Reference: Leviticus 23:9-14
When: 50 days after the Feast of First Fruits (Summer)
How: like the celebration of the First Fruits, the children of Israel brought the first fruits of the summer harvest (like wheat) to the Lord and offered them along with other offerings at the Temple. When harvesting the rest of their crops, they were instructed to leave the corners of the field so the poor could harvest them.
Why: to thank the Lord, remember how God had provided for them, and give to the poor. By tradition, this was the day the Lord gave Moses the Law. Pentecost is also a day of rest for the people. As believers, we remember when the Holy Spirit was given to believers after the resurrection of Jesus.
Reference: Leviticus 23:15-22
The holidays in the Bible are ones instituted by God but there are also two other holidays mentioned in Scripture that were instituted and celebrated by God’s people, Purim and Hanukkah.
When: Adar 14 and 15 (Early Spring)
How: feasting, joy, and sending gifts to one another
Why: remember how God delivered His people in Ancient Persia through Esther, the Jewish Queen
Reference: Esther 1-10
When: Kislev 25 – Tevet 2 (Winter)
How: lighting candles for eight days, adding one candle each day until all eight are lit
Why: to remember the rededication of the Temple by the Maccabees, after it was defiled. God performed a miracle; one day of holy oil for the lamp stand lasted eight days, allowing time for more oil to be purified.
Reference: Hanukkah is referenced in John 10:22 and the history is found in the Apocryphal book of 1 Maccabees.
Like Purim and Hanukkah, as Christians, we have holidays we celebrate to commemorate events related to the life of Jesus–Christmas and Easter.
When: December 25 (on the Gregorian Calendar)
How: gather, exchange gifts
Why: remember the birth of Jesus, the coming of the promised Messiah
When: the first Sunday, after the first full moon, after the spring equinox (2)
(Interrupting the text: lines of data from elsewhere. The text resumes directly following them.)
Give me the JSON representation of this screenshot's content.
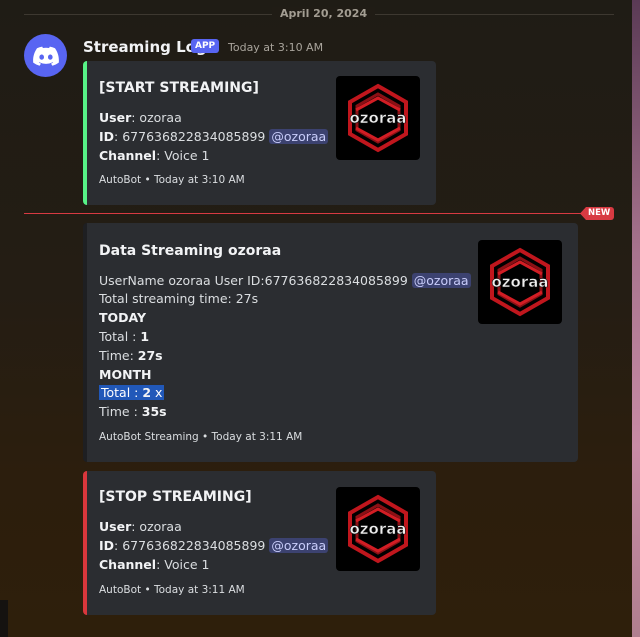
{
  "date_divider": "April 20, 2024",
  "header": {
    "username": "Streaming Log",
    "badge": "APP",
    "timestamp": "Today at 3:10 AM",
    "avatar_icon": "discord-icon"
  },
  "new_divider": {
    "label": "NEW",
    "color": "#d83a42"
  },
  "thumbnail": {
    "logo_text": "ozoraa"
  },
  "embeds": [
    {
      "accent": "#57f287",
      "title": "[START STREAMING]",
      "user_label": "User",
      "user_value": ": ozoraa",
      "id_label": "ID",
      "id_value": ": 677636822834085899",
      "mention": "@ozoraa",
      "channel_label": "Channel",
      "channel_value": ": Voice 1",
      "footer": "AutoBot • Today at 3:10 AM"
    },
    {
      "accent": "#1e1f22",
      "title": "Data Streaming ozoraa",
      "line1": "UserName ozoraa User ID:677636822834085899",
      "mention": "@ozoraa",
      "line2": "Total streaming time: 27s",
      "today_heading": "TODAY",
      "today_total_label": "Total : ",
      "today_total_value": "1",
      "today_time_label": "Time: ",
      "today_time_value": "27s",
      "month_heading": "MONTH",
      "month_total_label": "Total : ",
      "month_total_value": "2",
      "month_total_suffix": " x",
      "month_time_label": "Time : ",
      "month_time_value": "35s",
      "footer": "AutoBot Streaming • Today at 3:11 AM"
    },
    {
      "accent": "#da373c",
      "title": "[STOP STREAMING]",
      "user_label": "User",
      "user_value": ": ozoraa",
      "id_label": "ID",
      "id_value": ": 677636822834085899",
      "mention": "@ozoraa",
      "channel_label": "Channel",
      "channel_value": ": Voice 1",
      "footer": "AutoBot • Today at 3:11 AM"
    }
  ]
}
How: gathering and reflecting
Why: to celebrate that Jesus rose from the grave and conquered death
The holidays in the Bible were God’s idea. These special times were set aside times to remember the works He had done in the past. They are also a time to remember His works in our lives and have time to tell them to our children and grandchildren.
Our 2020-2021 Biblical Calendar and Notes is a great place to start!
The Biblical Feasts and Holiday is a great way to learn the basics of each holiday!
The next time you set down with your calendar, mark these dates! God set these times up for us to use them to worship Him, remember His mighty works, and to grow in our faith.